### Work order
Please output the lines shown below exactly as they appear.

Items from an interface collection
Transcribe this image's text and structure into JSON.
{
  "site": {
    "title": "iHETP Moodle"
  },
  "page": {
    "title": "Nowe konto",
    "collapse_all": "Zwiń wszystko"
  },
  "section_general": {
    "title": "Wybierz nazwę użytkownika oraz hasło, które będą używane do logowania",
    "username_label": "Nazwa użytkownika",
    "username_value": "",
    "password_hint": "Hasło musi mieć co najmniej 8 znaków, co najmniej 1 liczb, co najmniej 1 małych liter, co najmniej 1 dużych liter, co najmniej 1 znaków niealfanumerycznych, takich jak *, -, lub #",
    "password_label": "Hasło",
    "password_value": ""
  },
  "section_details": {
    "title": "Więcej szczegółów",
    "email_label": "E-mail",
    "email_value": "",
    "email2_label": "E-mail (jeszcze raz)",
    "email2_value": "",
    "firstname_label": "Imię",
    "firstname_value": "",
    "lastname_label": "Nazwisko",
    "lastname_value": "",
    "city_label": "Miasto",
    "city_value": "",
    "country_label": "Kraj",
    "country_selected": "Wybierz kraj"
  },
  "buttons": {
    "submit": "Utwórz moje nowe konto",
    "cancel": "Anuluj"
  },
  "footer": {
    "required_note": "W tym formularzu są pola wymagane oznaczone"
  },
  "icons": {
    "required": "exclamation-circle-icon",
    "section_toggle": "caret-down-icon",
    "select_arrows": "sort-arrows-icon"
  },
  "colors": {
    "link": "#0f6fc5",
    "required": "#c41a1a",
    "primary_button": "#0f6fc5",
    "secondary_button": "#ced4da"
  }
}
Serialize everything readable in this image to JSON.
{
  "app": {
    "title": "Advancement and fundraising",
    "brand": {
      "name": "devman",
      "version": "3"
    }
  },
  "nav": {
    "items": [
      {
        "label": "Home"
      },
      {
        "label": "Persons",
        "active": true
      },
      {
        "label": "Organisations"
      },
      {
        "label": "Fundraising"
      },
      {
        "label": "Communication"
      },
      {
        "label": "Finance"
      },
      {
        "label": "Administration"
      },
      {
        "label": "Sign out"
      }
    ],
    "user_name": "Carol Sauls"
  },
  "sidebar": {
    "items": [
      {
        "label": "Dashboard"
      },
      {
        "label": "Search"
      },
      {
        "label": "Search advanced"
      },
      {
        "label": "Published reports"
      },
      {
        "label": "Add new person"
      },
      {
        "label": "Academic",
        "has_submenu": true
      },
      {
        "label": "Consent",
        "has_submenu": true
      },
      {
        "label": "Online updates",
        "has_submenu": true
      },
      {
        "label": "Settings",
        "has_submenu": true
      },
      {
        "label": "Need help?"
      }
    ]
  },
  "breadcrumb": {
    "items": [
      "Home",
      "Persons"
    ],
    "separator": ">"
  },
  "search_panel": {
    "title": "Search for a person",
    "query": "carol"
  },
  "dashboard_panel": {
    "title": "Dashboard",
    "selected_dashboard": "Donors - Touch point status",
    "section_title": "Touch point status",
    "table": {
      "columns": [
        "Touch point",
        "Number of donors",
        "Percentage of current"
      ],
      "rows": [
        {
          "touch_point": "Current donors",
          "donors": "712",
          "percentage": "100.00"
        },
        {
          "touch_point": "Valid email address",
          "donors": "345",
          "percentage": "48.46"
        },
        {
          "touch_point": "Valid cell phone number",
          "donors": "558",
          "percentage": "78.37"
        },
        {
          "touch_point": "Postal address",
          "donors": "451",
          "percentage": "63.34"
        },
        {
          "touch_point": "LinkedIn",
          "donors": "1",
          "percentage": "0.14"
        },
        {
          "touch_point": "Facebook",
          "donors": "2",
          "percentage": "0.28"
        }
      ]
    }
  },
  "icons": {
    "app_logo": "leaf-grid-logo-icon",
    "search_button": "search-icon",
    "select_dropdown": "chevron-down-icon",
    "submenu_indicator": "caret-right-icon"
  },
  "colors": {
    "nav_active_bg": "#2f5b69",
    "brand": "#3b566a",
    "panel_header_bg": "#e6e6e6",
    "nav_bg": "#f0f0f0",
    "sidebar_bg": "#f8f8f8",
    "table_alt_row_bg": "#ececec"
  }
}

### Result for this task
Transcribe this image's text and structure into JSON.
{
  "site": {
    "title": "iHETP Moodle"
  },
  "page": {
    "title": "Nowe konto",
    "collapse_all": "Zwiń wszystko"
  },
  "section_general": {
    "title": "Wybierz nazwę użytkownika oraz hasło, które będą używane do logowania",
    "username_label": "Nazwa użytkownika",
    "username_value": "",
    "password_hint": "Hasło musi mieć co najmniej 8 znaków, co najmniej 1 liczb, co najmniej 1 małych liter, co najmniej 1 dużych liter, co najmniej 1 znaków niealfanumerycznych, takich jak *, -, lub #",
    "password_label": "Hasło",
    "password_value": ""
  },
  "section_details": {
    "title": "Więcej szczegółów",
    "email_label": "E-mail",
    "email_value": "",
    "email2_label": "E-mail (jeszcze raz)",
    "email2_value": "",
    "firstname_label": "Imię",
    "firstname_value": "",
    "lastname_label": "Nazwisko",
    "lastname_value": "",
    "city_label": "Miasto",
    "city_value": "",
    "country_label": "Kraj",
    "country_selected": "Wybierz kraj"
  },
  "buttons": {
    "submit": "Utwórz moje nowe konto",
    "cancel": "Anuluj"
  },
  "footer": {
    "required_note": "W tym formularzu są pola wymagane oznaczone"
  },
  "icons": {
    "required": "exclamation-circle-icon",
    "section_toggle": "caret-down-icon",
    "select_arrows": "sort-arrows-icon"
  },
  "colors": {
    "link": "#0f6fc5",
    "required": "#c41a1a",
    "primary_button": "#0f6fc5",
    "secondary_button": "#ced4da"
  }
}
Serialize everything readable in this image to JSON.
{
  "app": {
    "title": "Advancement and fundraising",
    "brand": {
      "name": "devman",
      "version": "3"
    }
  },
  "nav": {
    "items": [
      {
        "label": "Home"
      },
      {
        "label": "Persons",
        "active": true
      },
      {
        "label": "Organisations"
      },
      {
        "label": "Fundraising"
      },
      {
        "label": "Communication"
      },
      {
        "label": "Finance"
      },
      {
        "label": "Administration"
      },
      {
        "label": "Sign out"
      }
    ],
    "user_name": "Carol Sauls"
  },
  "sidebar": {
    "items": [
      {
        "label": "Dashboard"
      },
      {
        "label": "Search"
      },
      {
        "label": "Search advanced"
      },
      {
        "label": "Published reports"
      },
      {
        "label": "Add new person"
      },
      {
        "label": "Academic",
        "has_submenu": true
      },
      {
        "label": "Consent",
        "has_submenu": true
      },
      {
        "label": "Online updates",
        "has_submenu": true
      },
      {
        "label": "Settings",
        "has_submenu": true
      },
      {
        "label": "Need help?"
      }
    ]
  },
  "breadcrumb": {
    "items": [
      "Home",
      "Persons"
    ],
    "separator": ">"
  },
  "search_panel": {
    "title": "Search for a person",
    "query": "carol"
  },
  "dashboard_panel": {
    "title": "Dashboard",
    "selected_dashboard": "Donors - Touch point status",
    "section_title": "Touch point status",
    "table": {
      "columns": [
        "Touch point",
        "Number of donors",
        "Percentage of current"
      ],
      "rows": [
        {
          "touch_point": "Current donors",
          "donors": "712",
          "percentage": "100.00"
        },
        {
          "touch_point": "Valid email address",
          "donors": "345",
          "percentage": "48.46"
        },
        {
          "touch_point": "Valid cell phone number",
          "donors": "558",
          "percentage": "78.37"
        },
        {
          "touch_point": "Postal address",
          "donors": "451",
          "percentage": "63.34"
        },
        {
          "touch_point": "LinkedIn",
          "donors": "1",
          "percentage": "0.14"
        },
        {
          "touch_point": "Facebook",
          "donors": "2",
          "percentage": "0.28"
        }
      ]
    }
  },
  "icons": {
    "app_logo": "leaf-grid-logo-icon",
    "search_button": "search-icon",
    "select_dropdown": "chevron-down-icon",
    "submenu_indicator": "caret-right-icon"
  },
  "colors": {
    "nav_active_bg": "#2f5b69",
    "brand": "#3b566a",
    "panel_header_bg": "#e6e6e6",
    "nav_bg": "#f0f0f0",
    "sidebar_bg": "#f8f8f8",
    "table_alt_row_bg": "#ececec"
  }
}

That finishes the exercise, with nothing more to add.